"It's talk radio. This whole idea that liberal talk radio and conservative talk radio are apples and oranges is bogus," said Michael Harrison, publisher of Talkers magazine. Talk radio, he said, is first and foremost a business, the primary purpose of which is to attract ratings and generate revenue.
So far, he said, Air America's been great at generating revenue-and even better at generating PR. "I would judge their PR campaign as historic," he said. The effort, handled by Dan Klores Communications, resulted in a frenzy of coverage for what is, in essence, a startup company with fewer than 100 employees.
Jackie Rossinsky, exec VP-sales and marketing for Air America, called the effort "brilliant." For its first round of advertising, agency North Woods Advertising, Minneapolis, plastered New York's Grand Central Terminal with posters on the day of the launch, aimed, according to Bill Hillsman, president-chief creative officer, not just at consumers but at media buyers.
Still, PR success has to "transcend into the earnings arena" said Mr. Harrison, and entertainment, not pure politics, is the key.
Judging by Air America's lineup, it seems to grasp that concept, eschewing policy wonks for entertainers. Included in its stable are Al Franken, Janeane Garofalo, talk vet Randi Rhodes, Lizz Winstead, co-creator of Comedy Central's "The Daily Show," and rapper Chuck D.
"That blend is attractive" to marketers, according to Chris Boothe, senior VP-media director at Starcom USA, who nonetheless said that Starcom clients are taking a wait-and-see approach.
And marketers are approaching it. During the first two days of airtime, ads ran for, among others, XM Satellite, the U.S. Navy, Tyson, Caltrate, American Express, Travelocity and McDonald's.
According to Ms. Rossinsky, rates range from $300 to $500 a spot, depending on the market. With a five-station network so far, that puts network buys in the neighborhood of $1,500 per minute in radio prime time. Marketers are getting discounted ad time for the first couple of weeks.
"They're pretty aggressive," said Natalie Swed Stone, director of national radio services, Omnicom Group's OMD, referring to ad rates that are on par with those for shows that reach a much wider audience. "The Rush Limbaugh Show," she pointed out, makes for a more cost-effective national buy since the show airs on more than 600 stations. But Mr. Limbaugh's show reaches 20 million people a week, according to Premiere Radio, the network that carries the show. "They've got a way to go," Ms. Swed Stone said of Air America.
So far, Air America has made leasing arrangements with stations in New York; Los Angeles; Chicago; Portland, Ore.; and Inland Empire, Calif., but Mr. Harrison said that the small number of stations isn't necessarily a huge concern. "One top 10 market is worth a barrelful of smaller markets." A San Francisco affiliate will be announced April 8 and will go on the air April 15. Air America is also being carried by XM Satellite Radio and can be heard on the Web at airamericaradio.com.

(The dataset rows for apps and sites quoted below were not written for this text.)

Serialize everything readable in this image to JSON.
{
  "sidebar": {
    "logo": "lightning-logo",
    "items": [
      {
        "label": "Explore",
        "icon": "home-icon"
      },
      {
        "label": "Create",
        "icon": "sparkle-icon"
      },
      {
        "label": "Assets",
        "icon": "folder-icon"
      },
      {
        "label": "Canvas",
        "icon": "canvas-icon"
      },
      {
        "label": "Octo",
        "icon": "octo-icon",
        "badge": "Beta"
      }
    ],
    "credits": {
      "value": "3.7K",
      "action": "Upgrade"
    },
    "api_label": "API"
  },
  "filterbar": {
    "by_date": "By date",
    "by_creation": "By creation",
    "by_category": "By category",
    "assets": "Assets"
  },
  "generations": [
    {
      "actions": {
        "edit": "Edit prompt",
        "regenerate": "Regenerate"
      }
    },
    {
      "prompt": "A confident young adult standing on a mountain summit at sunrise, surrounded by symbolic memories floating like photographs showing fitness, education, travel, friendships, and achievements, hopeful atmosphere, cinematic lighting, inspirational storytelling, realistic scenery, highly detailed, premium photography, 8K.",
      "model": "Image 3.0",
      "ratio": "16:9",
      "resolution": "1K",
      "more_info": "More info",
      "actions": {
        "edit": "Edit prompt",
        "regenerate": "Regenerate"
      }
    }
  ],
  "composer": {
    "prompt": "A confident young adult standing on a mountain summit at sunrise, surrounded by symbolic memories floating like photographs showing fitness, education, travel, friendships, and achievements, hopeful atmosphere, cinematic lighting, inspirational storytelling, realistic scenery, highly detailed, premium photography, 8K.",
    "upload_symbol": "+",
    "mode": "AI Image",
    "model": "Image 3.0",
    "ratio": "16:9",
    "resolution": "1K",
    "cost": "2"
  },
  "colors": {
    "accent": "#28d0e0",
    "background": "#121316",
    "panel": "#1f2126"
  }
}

According to Ms. Swed Stone, the Web could be key to success. Her clients, she said, don't necessarily seek out political talk and are waiting to see how audiences react to the unproven network. But, she said, "the thing that can change the traditional model is if people go to the Internet." If Air America can hook up with a young Web-savvy crowd, stay on top of the technical issues, remain entertaining without being too insulting, and sustain its buzz, "it could take on a life of its own."